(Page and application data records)
⁂

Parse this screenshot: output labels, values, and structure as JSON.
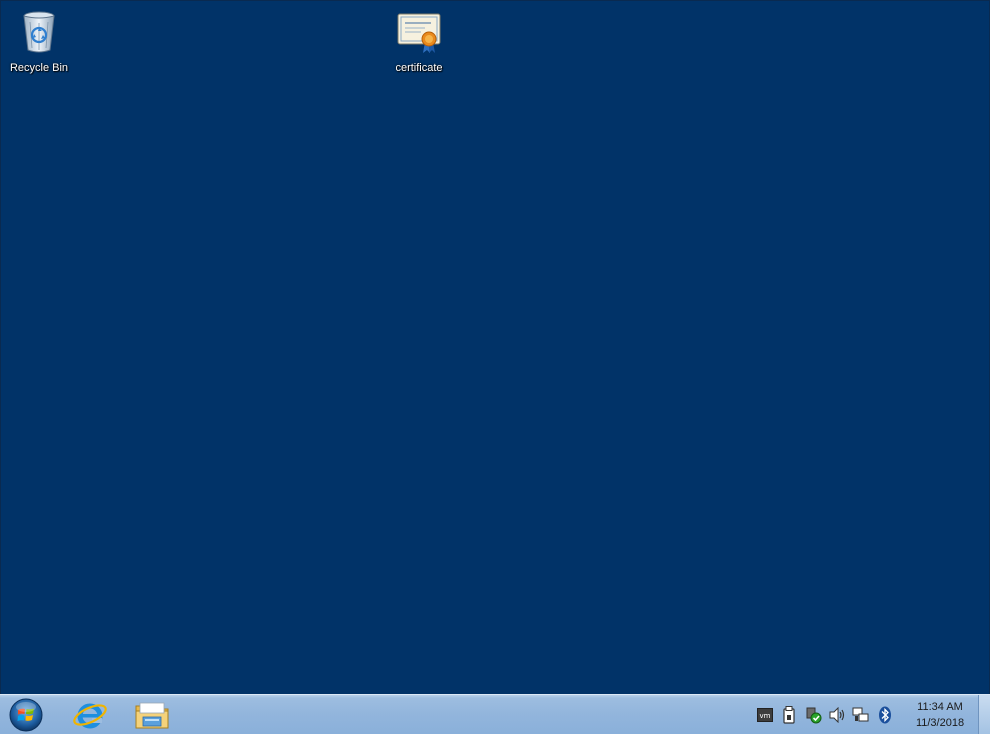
{
  "desktop": {
    "background_color": "#013368",
    "icons": [
      {
        "label": "Recycle Bin",
        "icon": "recycle-bin-icon"
      },
      {
        "label": "certificate",
        "icon": "certificate-icon"
      }
    ]
  },
  "taskbar": {
    "start": {
      "icon": "windows-orb-icon"
    },
    "pinned": [
      {
        "icon": "internet-explorer-icon"
      },
      {
        "icon": "file-explorer-icon"
      }
    ],
    "tray": [
      {
        "icon": "vmware-tools-icon"
      },
      {
        "icon": "usb-device-icon"
      },
      {
        "icon": "action-center-flag-icon"
      },
      {
        "icon": "volume-icon"
      },
      {
        "icon": "network-icon"
      },
      {
        "icon": "bluetooth-icon"
      }
    ],
    "clock": {
      "time": "11:34 AM",
      "date": "11/3/2018"
    }
  }
}
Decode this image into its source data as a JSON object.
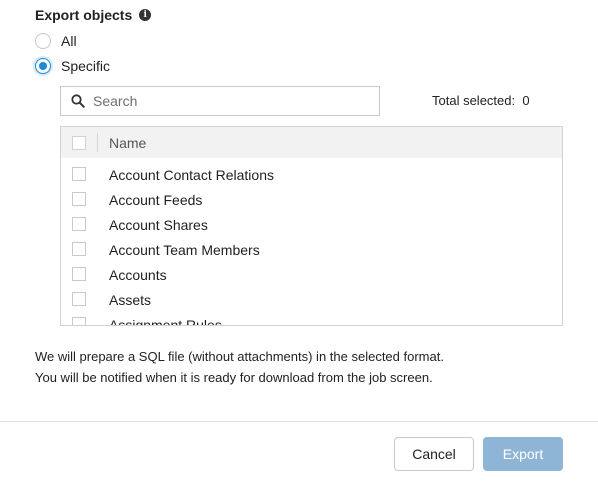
{
  "header": {
    "title": "Export objects",
    "info_icon": "info-icon"
  },
  "options": {
    "all_label": "All",
    "specific_label": "Specific",
    "selected": "Specific"
  },
  "search": {
    "placeholder": "Search",
    "value": ""
  },
  "total": {
    "label": "Total selected:",
    "count": "0"
  },
  "table": {
    "header_name": "Name",
    "rows": [
      "Account Contact Relations",
      "Account Feeds",
      "Account Shares",
      "Account Team Members",
      "Accounts",
      "Assets",
      "Assignment Rules"
    ]
  },
  "note": {
    "line1": "We will prepare a SQL file (without attachments) in the selected format.",
    "line2": "You will be notified when it is ready for download from the job screen."
  },
  "buttons": {
    "cancel": "Cancel",
    "export": "Export"
  },
  "colors": {
    "accent": "#1d8ad6",
    "export_button": "#8fb5d6"
  }
}
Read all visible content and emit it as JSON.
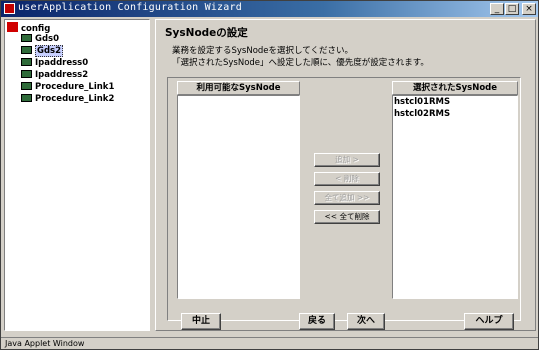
{
  "window": {
    "title": "userApplication Configuration Wizard",
    "minimize_glyph": "_",
    "maximize_glyph": "□",
    "close_glyph": "×"
  },
  "tree": {
    "root": "config",
    "items": [
      {
        "label": "Gds0",
        "selected": false
      },
      {
        "label": "Gds2",
        "selected": true
      },
      {
        "label": "Ipaddress0",
        "selected": false
      },
      {
        "label": "Ipaddress2",
        "selected": false
      },
      {
        "label": "Procedure_Link1",
        "selected": false
      },
      {
        "label": "Procedure_Link2",
        "selected": false
      }
    ]
  },
  "main": {
    "heading": "SysNodeの設定",
    "desc_line1": "業務を設定するSysNodeを選択してください。",
    "desc_line2": "「選択されたSysNode」へ設定した順に、優先度が設定されます。",
    "available_label": "利用可能なSysNode",
    "selected_label": "選択されたSysNode",
    "selected_items": [
      "hstcl01RMS",
      "hstcl02RMS"
    ],
    "add_button": "追加 >",
    "remove_button": "< 削除",
    "add_all_button": "全て追加 >>",
    "remove_all_button": "<< 全て削除"
  },
  "footer": {
    "cancel": "中止",
    "back": "戻る",
    "next": "次へ",
    "help": "ヘルプ"
  },
  "status": "Java Applet Window"
}
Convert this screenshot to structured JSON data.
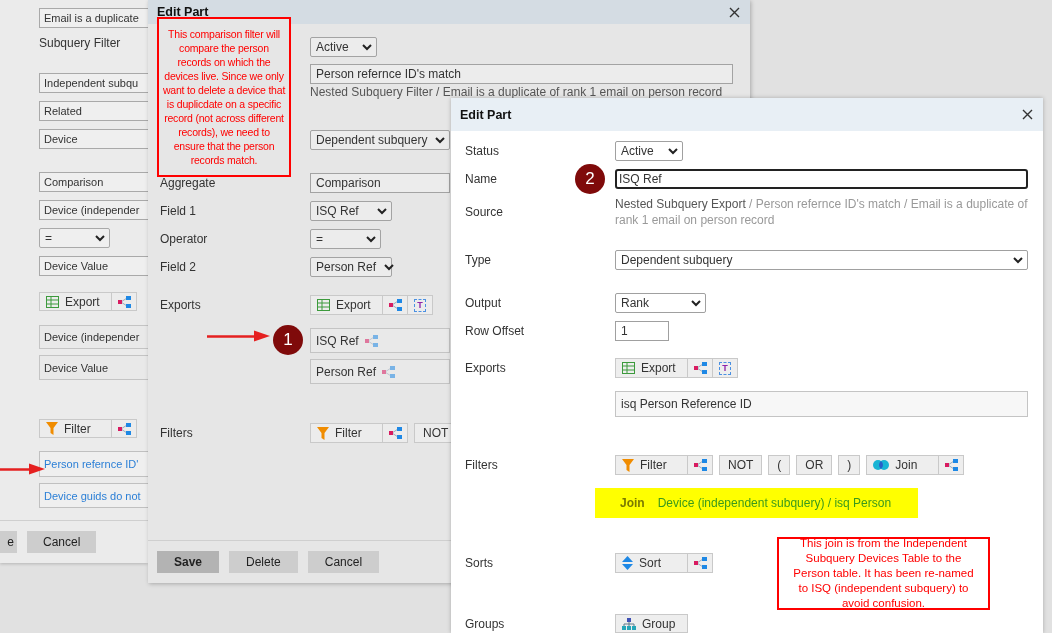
{
  "back_panel": {
    "rows": [
      {
        "kind": "field",
        "value": "Email is a duplicate"
      },
      {
        "kind": "label",
        "text": "Subquery Filter"
      },
      {
        "kind": "field",
        "value": "Independent subqu"
      },
      {
        "kind": "field",
        "value": "Related"
      },
      {
        "kind": "field",
        "value": "Device"
      },
      {
        "kind": "field",
        "value": "Comparison"
      },
      {
        "kind": "field",
        "value": "Device (independer"
      },
      {
        "kind": "select",
        "value": "="
      },
      {
        "kind": "field",
        "value": "Device Value"
      },
      {
        "kind": "toolbar",
        "buttons": [
          {
            "kind": "export",
            "label": "Export"
          },
          {
            "kind": "share"
          }
        ]
      },
      {
        "kind": "item",
        "value": "Device (independer"
      },
      {
        "kind": "item",
        "value": "Device Value"
      },
      {
        "kind": "toolbar",
        "buttons": [
          {
            "kind": "filter",
            "label": "Filter"
          },
          {
            "kind": "share"
          }
        ]
      },
      {
        "kind": "link",
        "value": "Person refernce ID'"
      },
      {
        "kind": "link",
        "value": "Device guids do not"
      }
    ],
    "buttons": [
      {
        "label": "e",
        "primary": false
      },
      {
        "label": "Cancel",
        "primary": false
      }
    ]
  },
  "middle_dialog": {
    "title": "Edit Part",
    "note": "This comparison filter will compare the person records on which the devices live. Since we only want to delete a device that is duplicdate on a specific record (not across different records), we need to ensure that the person records match.",
    "badge": "1",
    "rows": [
      {
        "kind": "select",
        "value": "Active"
      },
      {
        "kind": "input",
        "value": "Person refernce ID's match",
        "focused": false
      },
      {
        "kind": "text",
        "value": "Nested Subquery Filter / Email is a duplicate of rank 1 email on person record"
      },
      {
        "kind": "select",
        "value": "Dependent subquery"
      },
      {
        "label": "Aggregate",
        "kind": "field",
        "value": "Comparison"
      },
      {
        "label": "Field 1",
        "kind": "select",
        "value": "ISQ Ref"
      },
      {
        "label": "Operator",
        "kind": "select",
        "value": "="
      },
      {
        "label": "Field 2",
        "kind": "select",
        "value": "Person Ref"
      },
      {
        "label": "Exports",
        "kind": "toolbar",
        "buttons": [
          {
            "kind": "export",
            "label": "Export"
          },
          {
            "kind": "share"
          },
          {
            "kind": "text",
            "label": "T"
          }
        ]
      },
      {
        "kind": "export_item",
        "value": "ISQ Ref"
      },
      {
        "kind": "export_item",
        "value": "Person Ref"
      },
      {
        "label": "Filters",
        "kind": "toolbar",
        "buttons": [
          {
            "kind": "filter",
            "label": "Filter"
          },
          {
            "kind": "share"
          },
          {
            "kind": "op",
            "label": "NOT"
          }
        ]
      }
    ],
    "buttons": [
      {
        "label": "Save",
        "primary": true
      },
      {
        "label": "Delete",
        "primary": false
      },
      {
        "label": "Cancel",
        "primary": false
      }
    ]
  },
  "front_dialog": {
    "title": "Edit Part",
    "note": "This join is from the Independent Subquery Devices Table to the Person table. It has been re-named to ISQ (independent subquery) to avoid confusion.",
    "badge": "2",
    "rows": [
      {
        "label": "Status",
        "kind": "select",
        "value": "Active"
      },
      {
        "label": "Name",
        "kind": "input",
        "value": "ISQ Ref",
        "focused": true
      },
      {
        "label": "Source",
        "kind": "source",
        "current": "Nested Subquery Export",
        "path": "/ Person refernce ID's match / Email is a duplicate of rank 1 email on person record"
      },
      {
        "label": "Type",
        "kind": "select",
        "value": "Dependent subquery"
      },
      {
        "label": "Output",
        "kind": "select",
        "value": "Rank"
      },
      {
        "label": "Row Offset",
        "kind": "input",
        "value": "1",
        "focused": false
      },
      {
        "label": "Exports",
        "kind": "toolbar",
        "buttons": [
          {
            "kind": "export",
            "label": "Export"
          },
          {
            "kind": "share"
          },
          {
            "kind": "text",
            "label": "T"
          }
        ]
      },
      {
        "kind": "item",
        "value": "isq Person Reference ID"
      },
      {
        "label": "Filters",
        "kind": "toolbar",
        "buttons": [
          {
            "kind": "filter",
            "label": "Filter"
          },
          {
            "kind": "share"
          },
          {
            "kind": "op",
            "label": "NOT"
          },
          {
            "kind": "op",
            "label": "("
          },
          {
            "kind": "op",
            "label": "OR"
          },
          {
            "kind": "op",
            "label": ")"
          },
          {
            "kind": "join",
            "label": "Join"
          },
          {
            "kind": "share"
          }
        ]
      },
      {
        "kind": "highlight",
        "title": "Join",
        "value": "Device (independent subquery) / isq Person"
      },
      {
        "label": "Sorts",
        "kind": "toolbar",
        "buttons": [
          {
            "kind": "sort",
            "label": "Sort"
          },
          {
            "kind": "share"
          }
        ]
      },
      {
        "label": "Groups",
        "kind": "toolbar",
        "buttons": [
          {
            "kind": "group",
            "label": "Group"
          }
        ]
      }
    ]
  }
}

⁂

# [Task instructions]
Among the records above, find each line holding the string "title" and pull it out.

# [Result of this task]
    "title": "Export objects",
    "title": "userApplication Configuration Wizard",
    "title": "Edit Part",
    "title": "Edit Part",
        "title": "Join",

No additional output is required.